- Infection of the Fallopian tubes (there are 2 fallopian tubes along which the eggs travel from the ovaries to the uterus)
- Previous surgeries. Pelvic or abdominal surgery may cause damage to the tubes which result in the eggs not being able to travel through.
- Ectopic pregnancy. This is a pregnancy that occurs in the tubes itself, and even if carefully removed, may still damage the tubes.
The following are some reasons for male infertility:
- Low sperm count (Oligospermia). The general understanding is that if a millilitre of semen contains less than 20 million sperms, it is a low sperm count. The sperm count may be affected by obstructions in the passageway, illness and age. There may be some males whose semen is completely absent of sperm. This is called Azoospermia.

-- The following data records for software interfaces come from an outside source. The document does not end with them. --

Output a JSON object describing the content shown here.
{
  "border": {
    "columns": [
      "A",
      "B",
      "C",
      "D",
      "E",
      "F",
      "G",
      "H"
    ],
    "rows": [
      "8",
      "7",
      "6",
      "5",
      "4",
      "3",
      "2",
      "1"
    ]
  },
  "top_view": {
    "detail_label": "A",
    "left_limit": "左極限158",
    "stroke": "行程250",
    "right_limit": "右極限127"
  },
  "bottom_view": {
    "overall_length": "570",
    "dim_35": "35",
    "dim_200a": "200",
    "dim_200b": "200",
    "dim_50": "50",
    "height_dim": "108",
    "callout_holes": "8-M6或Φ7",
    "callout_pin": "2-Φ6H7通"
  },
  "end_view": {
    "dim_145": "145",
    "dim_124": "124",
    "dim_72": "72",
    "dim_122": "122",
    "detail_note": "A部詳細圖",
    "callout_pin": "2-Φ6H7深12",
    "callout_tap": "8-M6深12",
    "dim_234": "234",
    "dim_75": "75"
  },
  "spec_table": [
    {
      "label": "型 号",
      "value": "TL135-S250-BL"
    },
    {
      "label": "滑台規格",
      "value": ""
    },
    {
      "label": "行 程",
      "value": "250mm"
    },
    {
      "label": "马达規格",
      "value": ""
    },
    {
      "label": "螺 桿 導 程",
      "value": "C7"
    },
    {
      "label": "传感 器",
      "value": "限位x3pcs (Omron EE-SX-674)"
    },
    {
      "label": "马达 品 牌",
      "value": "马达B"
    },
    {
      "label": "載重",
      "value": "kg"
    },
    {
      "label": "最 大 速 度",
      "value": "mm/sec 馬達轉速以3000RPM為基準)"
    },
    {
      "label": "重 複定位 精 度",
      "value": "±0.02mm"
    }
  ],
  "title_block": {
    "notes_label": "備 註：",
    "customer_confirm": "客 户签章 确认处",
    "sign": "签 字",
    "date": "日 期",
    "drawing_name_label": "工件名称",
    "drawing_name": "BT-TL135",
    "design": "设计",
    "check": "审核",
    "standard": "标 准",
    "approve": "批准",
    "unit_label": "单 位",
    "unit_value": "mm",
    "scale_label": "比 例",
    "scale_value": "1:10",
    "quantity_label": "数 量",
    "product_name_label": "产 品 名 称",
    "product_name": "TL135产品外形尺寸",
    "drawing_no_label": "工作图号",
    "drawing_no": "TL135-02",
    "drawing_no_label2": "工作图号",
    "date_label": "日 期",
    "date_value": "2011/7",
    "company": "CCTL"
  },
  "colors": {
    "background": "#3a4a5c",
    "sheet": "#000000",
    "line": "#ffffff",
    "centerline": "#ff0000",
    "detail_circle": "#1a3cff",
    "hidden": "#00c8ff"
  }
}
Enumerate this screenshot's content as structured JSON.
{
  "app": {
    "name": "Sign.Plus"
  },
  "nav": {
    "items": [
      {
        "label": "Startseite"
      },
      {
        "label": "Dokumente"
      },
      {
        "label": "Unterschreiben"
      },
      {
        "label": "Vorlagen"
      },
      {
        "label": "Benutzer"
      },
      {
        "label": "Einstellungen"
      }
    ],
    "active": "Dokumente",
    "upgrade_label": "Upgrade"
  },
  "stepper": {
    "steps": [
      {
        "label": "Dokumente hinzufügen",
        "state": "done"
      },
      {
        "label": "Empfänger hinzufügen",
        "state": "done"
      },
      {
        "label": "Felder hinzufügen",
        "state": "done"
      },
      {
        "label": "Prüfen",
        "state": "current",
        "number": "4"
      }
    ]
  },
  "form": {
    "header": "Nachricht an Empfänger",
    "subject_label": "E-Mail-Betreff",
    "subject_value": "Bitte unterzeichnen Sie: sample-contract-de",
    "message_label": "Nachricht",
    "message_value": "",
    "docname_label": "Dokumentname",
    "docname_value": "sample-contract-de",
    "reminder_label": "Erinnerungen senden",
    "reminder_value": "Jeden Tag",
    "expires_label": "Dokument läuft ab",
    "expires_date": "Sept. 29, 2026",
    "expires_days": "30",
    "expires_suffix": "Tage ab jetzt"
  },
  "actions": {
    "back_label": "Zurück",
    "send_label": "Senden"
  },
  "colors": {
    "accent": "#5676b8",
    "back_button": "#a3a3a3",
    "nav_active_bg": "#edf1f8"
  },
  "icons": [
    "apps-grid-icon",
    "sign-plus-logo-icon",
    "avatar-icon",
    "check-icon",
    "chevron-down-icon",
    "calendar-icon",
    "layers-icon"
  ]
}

- Poor sperm motility (Asthenospermia). Motility means the ability to move. The most successful sperm are the fastest as well as the ones moving in a straight line. If more than half of the sperm move sluggishly or not in a straight line then that is considered to be a low sperm count.

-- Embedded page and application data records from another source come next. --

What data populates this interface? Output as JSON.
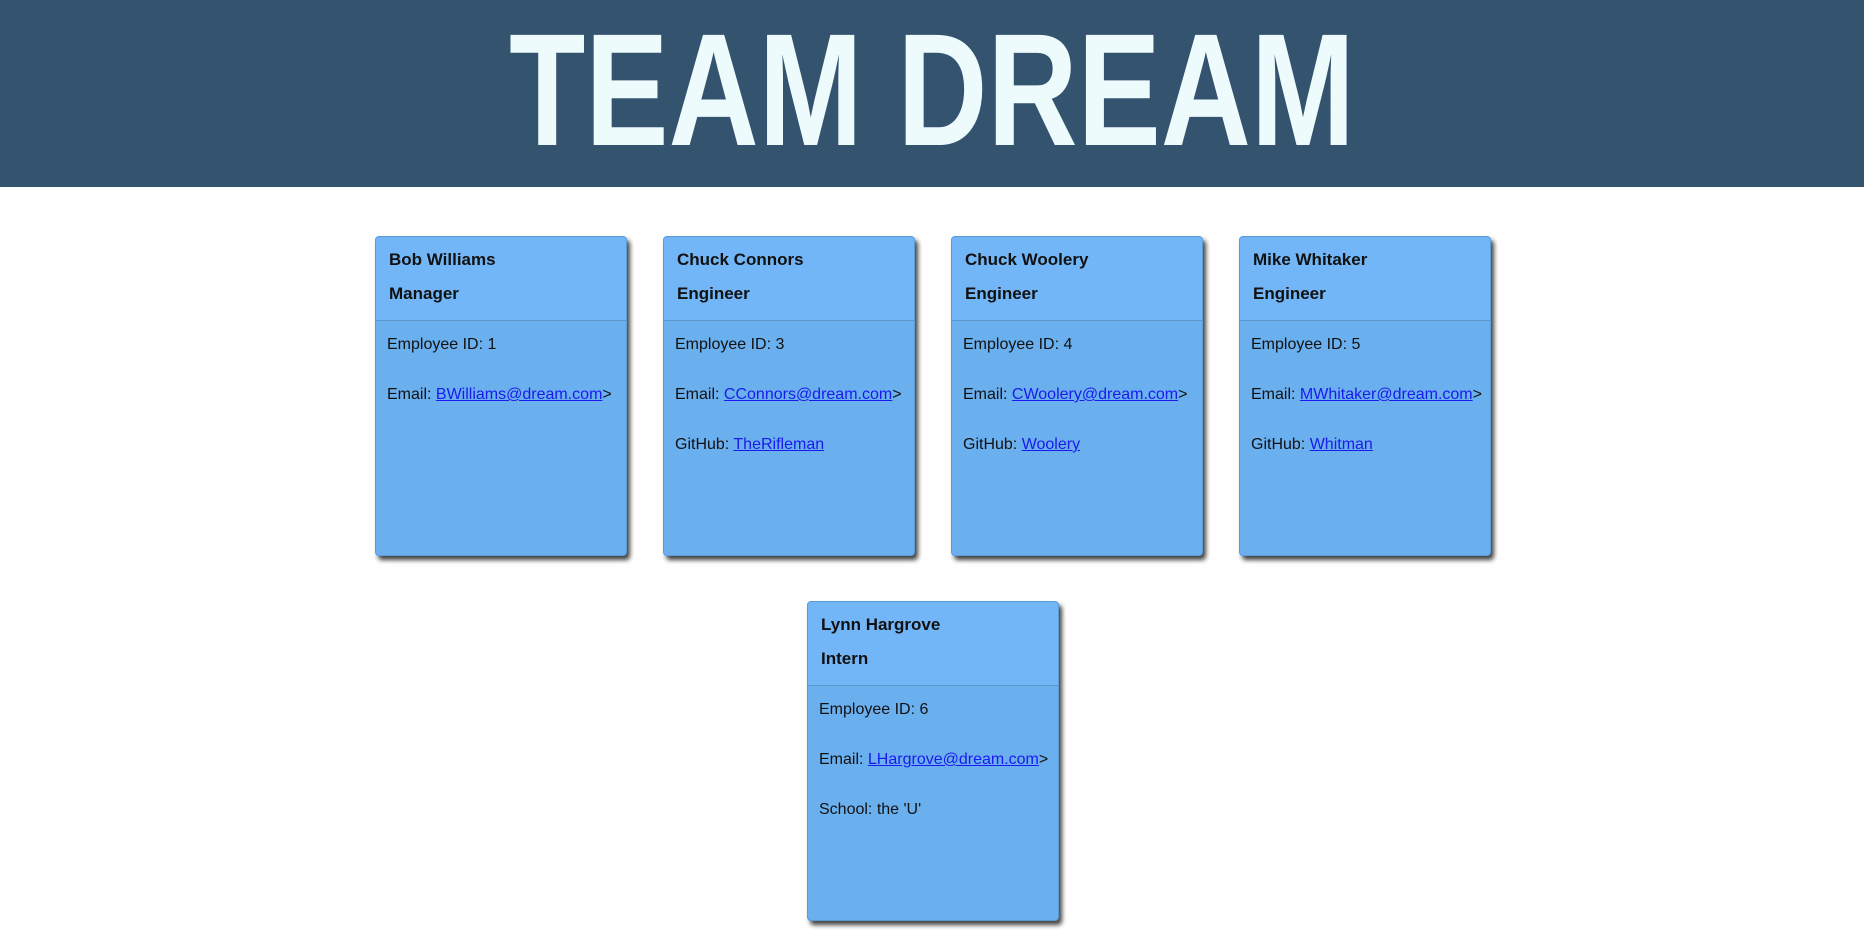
{
  "header": {
    "title": "TEAM DREAM"
  },
  "employees": [
    {
      "name": "Bob Williams",
      "role": "Manager",
      "id_label": "Employee ID: 1",
      "email_prefix": "Email: ",
      "email": "BWilliams@dream.com",
      "email_suffix": ">"
    },
    {
      "name": "Chuck Connors",
      "role": "Engineer",
      "id_label": "Employee ID: 3",
      "email_prefix": "Email: ",
      "email": "CConnors@dream.com",
      "email_suffix": ">",
      "extra_prefix": "GitHub: ",
      "extra_link": "TheRifleman"
    },
    {
      "name": "Chuck Woolery",
      "role": "Engineer",
      "id_label": "Employee ID: 4",
      "email_prefix": "Email: ",
      "email": "CWoolery@dream.com",
      "email_suffix": ">",
      "extra_prefix": "GitHub: ",
      "extra_link": "Woolery"
    },
    {
      "name": "Mike Whitaker",
      "role": "Engineer",
      "id_label": "Employee ID: 5",
      "email_prefix": "Email: ",
      "email": "MWhitaker@dream.com",
      "email_suffix": ">",
      "extra_prefix": "GitHub: ",
      "extra_link": "Whitman"
    },
    {
      "name": "Lynn Hargrove",
      "role": "Intern",
      "id_label": "Employee ID: 6",
      "email_prefix": "Email: ",
      "email": "LHargrove@dream.com",
      "email_suffix": ">",
      "extra_text": "School: the 'U'"
    }
  ],
  "colors": {
    "banner": "#33536f",
    "title": "#eefbfd",
    "card_body": "#6bb0ee",
    "card_header": "#72b6f8",
    "link": "#1a1aee"
  }
}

- Abnormal sperm morphology (Teratospermia). This refers to sperm that is abnormally shaped. It is not possible for sperm with an abnormal shape and structure to successfully fertilize an egg.

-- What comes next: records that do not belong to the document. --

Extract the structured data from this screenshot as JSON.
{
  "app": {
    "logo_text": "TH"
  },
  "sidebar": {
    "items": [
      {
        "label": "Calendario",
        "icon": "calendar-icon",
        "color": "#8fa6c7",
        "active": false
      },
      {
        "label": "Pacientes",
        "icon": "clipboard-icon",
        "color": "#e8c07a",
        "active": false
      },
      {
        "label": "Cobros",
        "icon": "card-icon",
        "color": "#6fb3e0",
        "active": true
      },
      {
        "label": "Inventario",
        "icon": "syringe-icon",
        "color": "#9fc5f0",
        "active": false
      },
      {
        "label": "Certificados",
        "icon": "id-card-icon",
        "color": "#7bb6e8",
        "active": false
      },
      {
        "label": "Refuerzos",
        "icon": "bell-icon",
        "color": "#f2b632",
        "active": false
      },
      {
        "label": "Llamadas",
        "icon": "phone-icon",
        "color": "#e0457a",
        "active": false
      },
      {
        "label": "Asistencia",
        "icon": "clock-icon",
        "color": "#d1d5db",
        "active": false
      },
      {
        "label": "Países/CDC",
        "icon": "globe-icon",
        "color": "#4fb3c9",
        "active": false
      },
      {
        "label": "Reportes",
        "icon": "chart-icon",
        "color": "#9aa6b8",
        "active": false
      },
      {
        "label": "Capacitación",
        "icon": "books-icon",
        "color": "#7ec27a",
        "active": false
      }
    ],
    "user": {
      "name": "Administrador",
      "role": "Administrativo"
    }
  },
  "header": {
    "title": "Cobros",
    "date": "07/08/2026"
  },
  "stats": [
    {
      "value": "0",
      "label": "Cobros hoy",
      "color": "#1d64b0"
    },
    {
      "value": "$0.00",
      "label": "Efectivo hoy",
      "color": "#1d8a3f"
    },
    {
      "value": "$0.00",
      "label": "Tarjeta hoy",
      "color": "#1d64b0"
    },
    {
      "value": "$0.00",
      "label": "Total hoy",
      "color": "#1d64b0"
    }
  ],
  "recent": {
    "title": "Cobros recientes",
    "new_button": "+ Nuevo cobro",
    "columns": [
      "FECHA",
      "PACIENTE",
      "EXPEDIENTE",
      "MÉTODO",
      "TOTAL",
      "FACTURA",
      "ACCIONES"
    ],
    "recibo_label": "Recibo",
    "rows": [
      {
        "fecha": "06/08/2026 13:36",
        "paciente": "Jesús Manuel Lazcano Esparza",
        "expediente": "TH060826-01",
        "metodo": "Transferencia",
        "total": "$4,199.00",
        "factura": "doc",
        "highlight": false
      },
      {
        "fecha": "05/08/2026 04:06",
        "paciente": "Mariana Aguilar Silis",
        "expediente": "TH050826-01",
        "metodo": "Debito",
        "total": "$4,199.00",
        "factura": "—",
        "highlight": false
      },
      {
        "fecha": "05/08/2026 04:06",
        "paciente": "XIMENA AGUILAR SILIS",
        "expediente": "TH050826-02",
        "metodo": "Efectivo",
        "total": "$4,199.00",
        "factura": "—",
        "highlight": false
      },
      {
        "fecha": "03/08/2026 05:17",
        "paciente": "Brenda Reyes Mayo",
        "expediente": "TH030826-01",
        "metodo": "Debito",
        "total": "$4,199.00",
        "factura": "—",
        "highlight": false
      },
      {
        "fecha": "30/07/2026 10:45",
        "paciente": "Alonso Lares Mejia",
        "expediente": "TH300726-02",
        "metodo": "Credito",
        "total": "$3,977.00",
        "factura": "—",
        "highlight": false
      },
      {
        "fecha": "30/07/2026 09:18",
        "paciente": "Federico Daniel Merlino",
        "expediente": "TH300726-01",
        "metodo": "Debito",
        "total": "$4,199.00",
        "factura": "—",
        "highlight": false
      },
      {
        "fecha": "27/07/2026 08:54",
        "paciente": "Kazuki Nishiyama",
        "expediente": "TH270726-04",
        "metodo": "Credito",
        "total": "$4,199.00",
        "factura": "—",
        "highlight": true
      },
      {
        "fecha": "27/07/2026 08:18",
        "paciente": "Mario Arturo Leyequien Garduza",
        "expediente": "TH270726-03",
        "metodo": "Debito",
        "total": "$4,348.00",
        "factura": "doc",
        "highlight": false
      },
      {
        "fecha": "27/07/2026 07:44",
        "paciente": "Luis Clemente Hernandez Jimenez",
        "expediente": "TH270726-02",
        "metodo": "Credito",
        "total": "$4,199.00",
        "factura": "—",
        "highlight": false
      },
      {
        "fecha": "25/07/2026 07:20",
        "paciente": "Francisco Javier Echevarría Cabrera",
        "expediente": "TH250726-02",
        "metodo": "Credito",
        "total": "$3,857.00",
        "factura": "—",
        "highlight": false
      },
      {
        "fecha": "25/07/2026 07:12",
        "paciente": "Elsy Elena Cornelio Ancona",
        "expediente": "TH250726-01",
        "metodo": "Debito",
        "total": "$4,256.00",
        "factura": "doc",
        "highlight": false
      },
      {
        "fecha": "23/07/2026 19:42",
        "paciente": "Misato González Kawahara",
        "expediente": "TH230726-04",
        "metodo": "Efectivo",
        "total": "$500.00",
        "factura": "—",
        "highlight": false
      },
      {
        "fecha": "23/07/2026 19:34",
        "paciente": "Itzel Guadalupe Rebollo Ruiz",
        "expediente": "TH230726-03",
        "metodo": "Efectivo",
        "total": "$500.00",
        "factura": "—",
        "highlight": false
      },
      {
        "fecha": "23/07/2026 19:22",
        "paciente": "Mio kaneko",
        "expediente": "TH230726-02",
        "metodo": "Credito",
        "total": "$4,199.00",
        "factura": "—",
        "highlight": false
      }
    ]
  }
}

- Overly intense exercise. This produces high levels of adrenal steroid hormones which can cause testosterone deficiency.
- Wearing tight underwear or long exposure to a heated environment. Increases scrotal temperature which results in decreased sperm production. For humans, the optimum scrotum temperature is about 35 degrees Celsius. This is 2 degrees less than the normal body temperature.
The above list is by no means exhaustive. It only includes some of the most common reasons.
Can age affect fertility?
Yes, age is one of the most important factors affecting fertility as well as being a factor common to both females and males.
- Female Age: Women’s fertility peaks in the early 20s, drops after 35 and women usually reach menopause in their late 40s or early 50s.
- Male Age: When male age increases, factors such as semen volume, sperm motility and sperm morphology decrease.
It must also be kept in mind that even if a viable pregnancy does occur, increased age of either one of the parents may adversely affect the health of the baby, leading to conditions such as Down’s syndrome, Autism Spectrum Disorder, and Schizophrenia.
Other miscellaneous factors adversely affecting fertility of both males and females:
- High intake of caffeine
- Vehicle exhaust fumes
- MSG (flavour enhancer)
- Exposure to chemicals such as paint, pesticides etc
How can infertility be identified?
The doctor will commence by taking the history of the couple and conducting a physical examination. Subsequently 3 basic tests will be carried out. These are
- A semen analysis to test the husband’s sperm count and motility,
- A blood test to ascertain if the wife’s blood contains the requisite levels of the necessary hormones, and
- A hysterosalpingogram, which means an x-ray of the wife’s uterus and tubes to confirm that they are normal.
As an unfortunate consequence of habitually laying the blame of childlessness at a woman’s feet, it is commonplace to come across childless couples where the woman has been tested numerous times while the husband has not even been tested once. The importance of both partners undergoing tests cannot be emphasized enough.